Asked on Newsnight whether she had misjudged the public mood over the tragedy, she said: "This was a bad tragedy that took place".
The fire forced residents to flee through black smoke down the single stairwell, jump out of windows or even drop their children from the 120-apartment building.
Cundy also mentioned that his "heart goes out to those affected".
"This military ceremony dates back to the early eighteenth century or earlier, when the colours (flags) of the battalion were carried ('trooped') down the ranks", the family's official Instagram account said in a message captioning a photo of the monarch with Prince Philip, her husband of 70 years. This year, however, it is hard to escape a very' sombre national mood.
May chaired a government task force on the disaster at 10 Downing Street early Saturday before meeting a delegation of residents, victims, volunteers and community leaders at her office. Emergency workers have reached the top of the 24-story tower.More news: India vs Pakistan hockey final : An emotional affair on the cards
"Both myself and colleagues from London Fire Brigade have already said it will take weeks".
She told BBC Newsnight the government was doing all it could to help.
Service on two London Underground lines has been partially suspended because of concerns about the safety of the high-rise in the fire that killed at least 30 people.
Commander Stuart Cundy of London Metropolitan Police says the death toll from the fire has risen to 58.More news: Three days of mourning after Portugal wildfires kill more than 60

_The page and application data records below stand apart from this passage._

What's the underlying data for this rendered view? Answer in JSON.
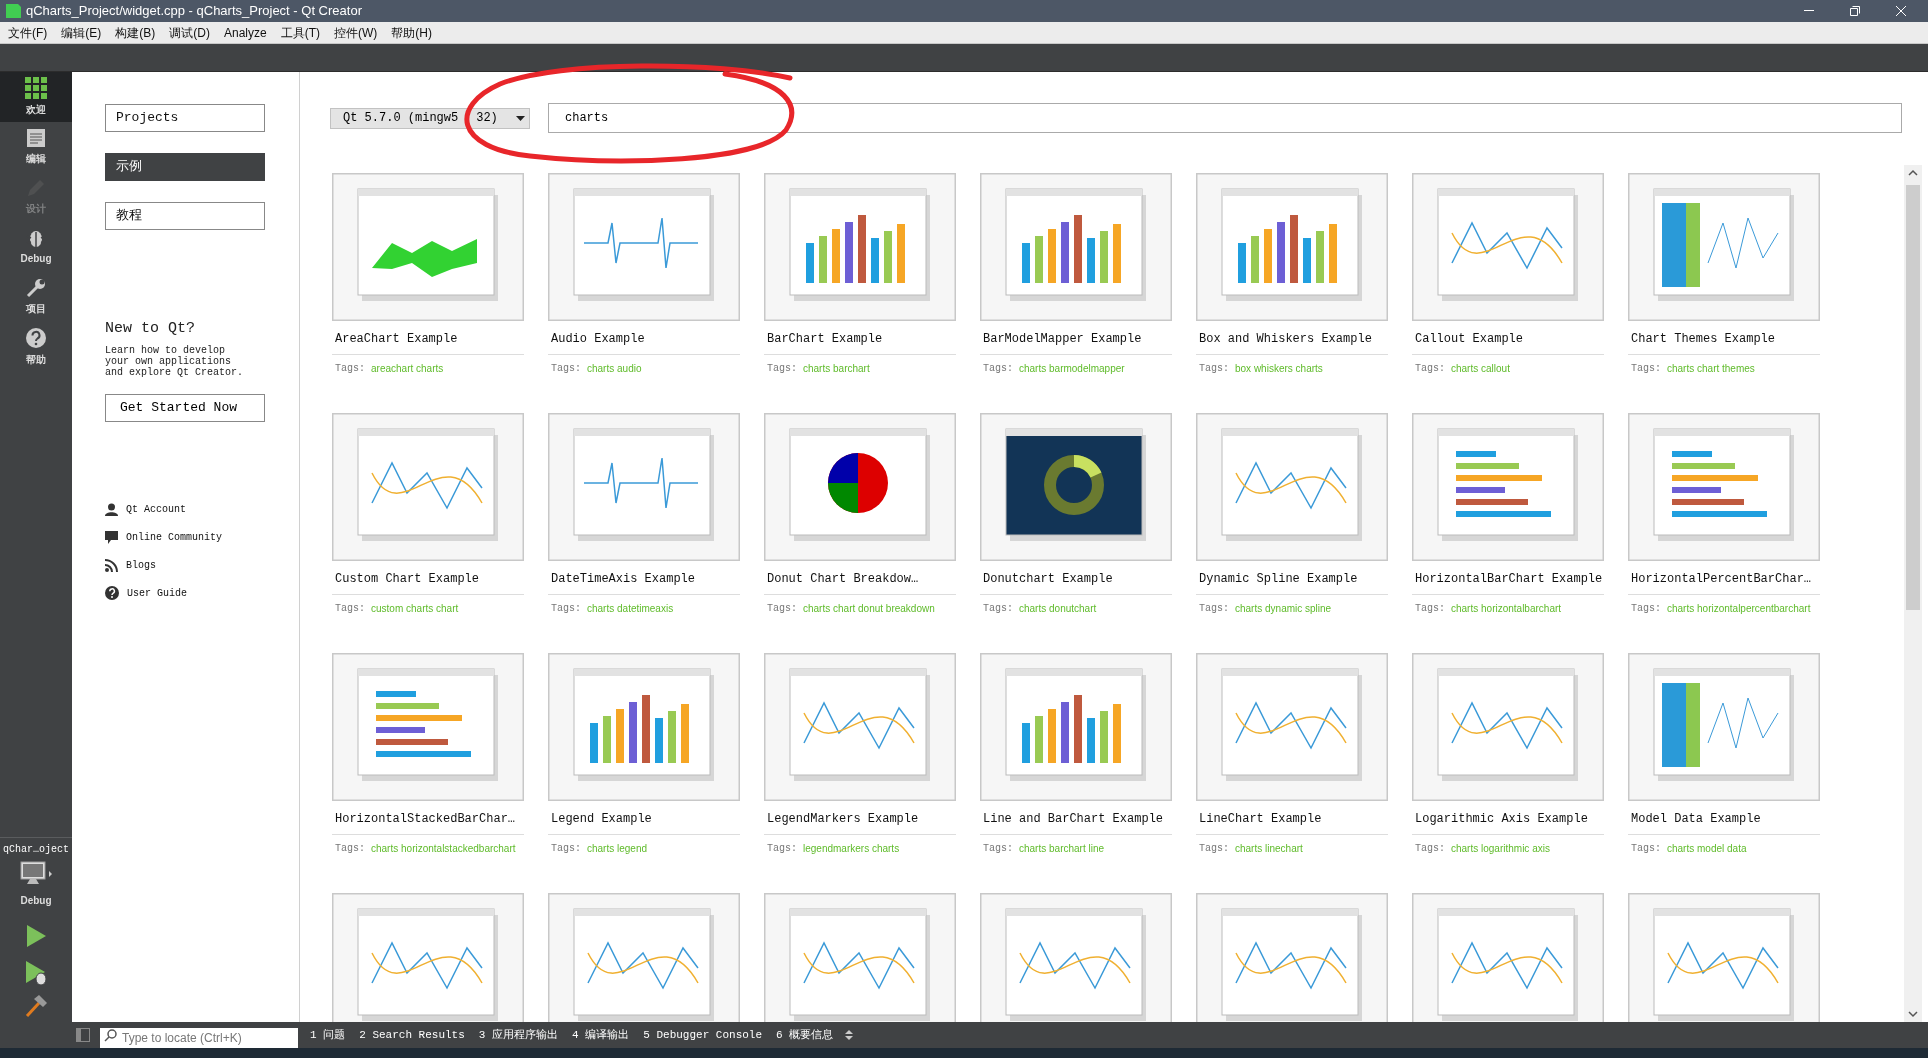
{
  "window": {
    "title": "qCharts_Project/widget.cpp - qCharts_Project - Qt Creator"
  },
  "menu": [
    "文件(F)",
    "编辑(E)",
    "构建(B)",
    "调试(D)",
    "Analyze",
    "工具(T)",
    "控件(W)",
    "帮助(H)"
  ],
  "mode_bar": {
    "items": [
      {
        "label": "欢迎",
        "kind": "welcome",
        "selected": true,
        "disabled": false
      },
      {
        "label": "编辑",
        "kind": "edit",
        "selected": false,
        "disabled": false
      },
      {
        "label": "设计",
        "kind": "design",
        "selected": false,
        "disabled": true
      },
      {
        "label": "Debug",
        "kind": "debug",
        "selected": false,
        "disabled": false
      },
      {
        "label": "项目",
        "kind": "projects",
        "selected": false,
        "disabled": false
      },
      {
        "label": "帮助",
        "kind": "help",
        "selected": false,
        "disabled": false
      }
    ],
    "target": {
      "project": "qChar…oject",
      "config": "Debug"
    }
  },
  "welcome": {
    "buttons": [
      {
        "label": "Projects",
        "selected": false
      },
      {
        "label": "示例",
        "selected": true
      },
      {
        "label": "教程",
        "selected": false
      }
    ],
    "heading": "New to Qt?",
    "text": "Learn how to develop your own applications and explore Qt Creator.",
    "button": "Get Started Now",
    "links": [
      {
        "label": "Qt Account",
        "kind": "account"
      },
      {
        "label": "Online Community",
        "kind": "community"
      },
      {
        "label": "Blogs",
        "kind": "blogs"
      },
      {
        "label": "User Guide",
        "kind": "guide"
      }
    ]
  },
  "examples": {
    "qt_version": [
      "Qt 5.7.0 (mingw5",
      "32)"
    ],
    "search": {
      "value": "charts"
    },
    "cards": [
      {
        "title": "AreaChart Example",
        "tags_label": "Tags:",
        "tags": "areachart charts"
      },
      {
        "title": "Audio Example",
        "tags_label": "Tags:",
        "tags": "charts audio"
      },
      {
        "title": "BarChart Example",
        "tags_label": "Tags:",
        "tags": "charts barchart"
      },
      {
        "title": "BarModelMapper Example",
        "tags_label": "Tags:",
        "tags": "charts barmodelmapper"
      },
      {
        "title": "Box and Whiskers Example",
        "tags_label": "Tags:",
        "tags": "box whiskers charts"
      },
      {
        "title": "Callout Example",
        "tags_label": "Tags:",
        "tags": "charts callout"
      },
      {
        "title": "Chart Themes Example",
        "tags_label": "Tags:",
        "tags": "charts chart themes"
      },
      {
        "title": "Custom Chart Example",
        "tags_label": "Tags:",
        "tags": "custom charts chart"
      },
      {
        "title": "DateTimeAxis Example",
        "tags_label": "Tags:",
        "tags": "charts datetimeaxis"
      },
      {
        "title": "Donut Chart Breakdow…",
        "tags_label": "Tags:",
        "tags": "charts chart donut breakdown"
      },
      {
        "title": "Donutchart Example",
        "tags_label": "Tags:",
        "tags": "charts donutchart"
      },
      {
        "title": "Dynamic Spline Example",
        "tags_label": "Tags:",
        "tags": "charts dynamic spline"
      },
      {
        "title": "HorizontalBarChart Example",
        "tags_label": "Tags:",
        "tags": "charts horizontalbarchart"
      },
      {
        "title": "HorizontalPercentBarChar…",
        "tags_label": "Tags:",
        "tags": "charts horizontalpercentbarchart"
      },
      {
        "title": "HorizontalStackedBarChar…",
        "tags_label": "Tags:",
        "tags": "charts horizontalstackedbarchart"
      },
      {
        "title": "Legend Example",
        "tags_label": "Tags:",
        "tags": "charts legend"
      },
      {
        "title": "LegendMarkers Example",
        "tags_label": "Tags:",
        "tags": "legendmarkers charts"
      },
      {
        "title": "Line and BarChart Example",
        "tags_label": "Tags:",
        "tags": "charts barchart line"
      },
      {
        "title": "LineChart Example",
        "tags_label": "Tags:",
        "tags": "charts linechart"
      },
      {
        "title": "Logarithmic Axis Example",
        "tags_label": "Tags:",
        "tags": "charts logarithmic axis"
      },
      {
        "title": "Model Data Example",
        "tags_label": "Tags:",
        "tags": "charts model data"
      }
    ],
    "partial_row": [
      {
        "kind": "picture"
      },
      {
        "kind": "picture"
      },
      {
        "kind": "picture"
      },
      {
        "kind": "picture"
      },
      {
        "kind": "picture"
      },
      {
        "kind": "picture"
      },
      {
        "kind": "picture"
      }
    ]
  },
  "status_bar": {
    "locate_placeholder": "Type to locate (Ctrl+K)",
    "panes": [
      "1 问题",
      "2 Search Results",
      "3 应用程序输出",
      "4 编译输出",
      "5 Debugger Console",
      "6 概要信息"
    ]
  }
}
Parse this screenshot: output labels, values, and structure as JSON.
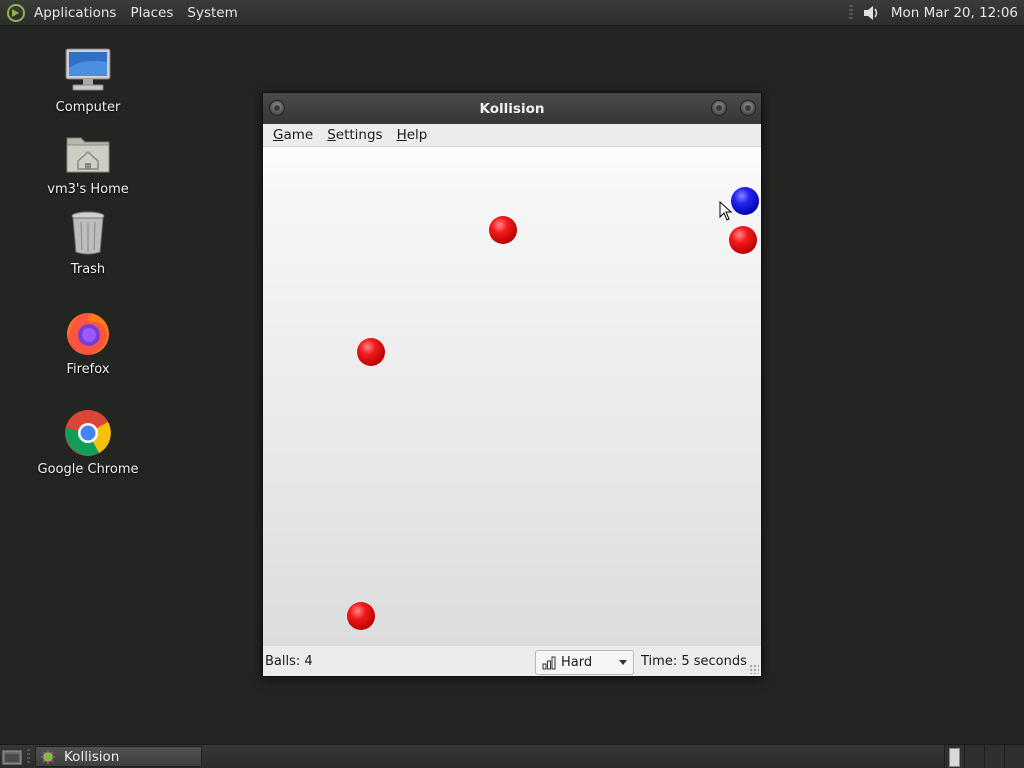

Queen Elizabeth typically spends her second "official" birthday giving out knighthood honors to worthy subjects that make the British Empire proud.
Some 30 people have been confirmed dead as a result of the blaze, though the actual number is expected to end up much higher, with scores of people still missing.
Unfortunately, Prime Minister Theresa May has been losing a lot of popularity lately, and her cancellation of Queen Elizabeth's speech is seen as a tactic for the PM to retain power. The public is also demanding answers about how the blaze spread so quickly amid reports that the recently-renovated building's exterior paneling fueled the flames.
May has announced a judge-led inquiry into what happened, and on Friday promised £5 million ($6.4 million, 5.7 million euros) for emergency supplies, food and clothing.
Between 50 and 60 people stormed Kensington and Chelsea Town Hall as members of the public said the homeless needed help "right now".More news: Furious Trump blasts Comey sacking probe 'witch hunt'
Many wept openly as candles illuminated the road outside the Latymer Christian Centre, yards from the site of the blaze.
- Cuba Relations Changing Once More
- McGregor fight is finally on
- Trump Steps Up Attacks on Russia Probe's Leaders
- Juventus confirm Chelsea's 'very good' bid for Alex Sandro was rejected
- Sadiq Khan: Grenfell fire shows 'gaping hole' in government response
- Trump will allow 'dreamers' to stay in USA , reversing campaign promise
- ICC Champions Trophy: You can't rest on your laurels, says Virat Kohli
- Arrests in Minnesota Clashes after Castile Cop's Acquittal
- Senate Democrats weigh blockade to protest GOP health care plan
- Improve security instead of blaming Islamabad: Kabul urged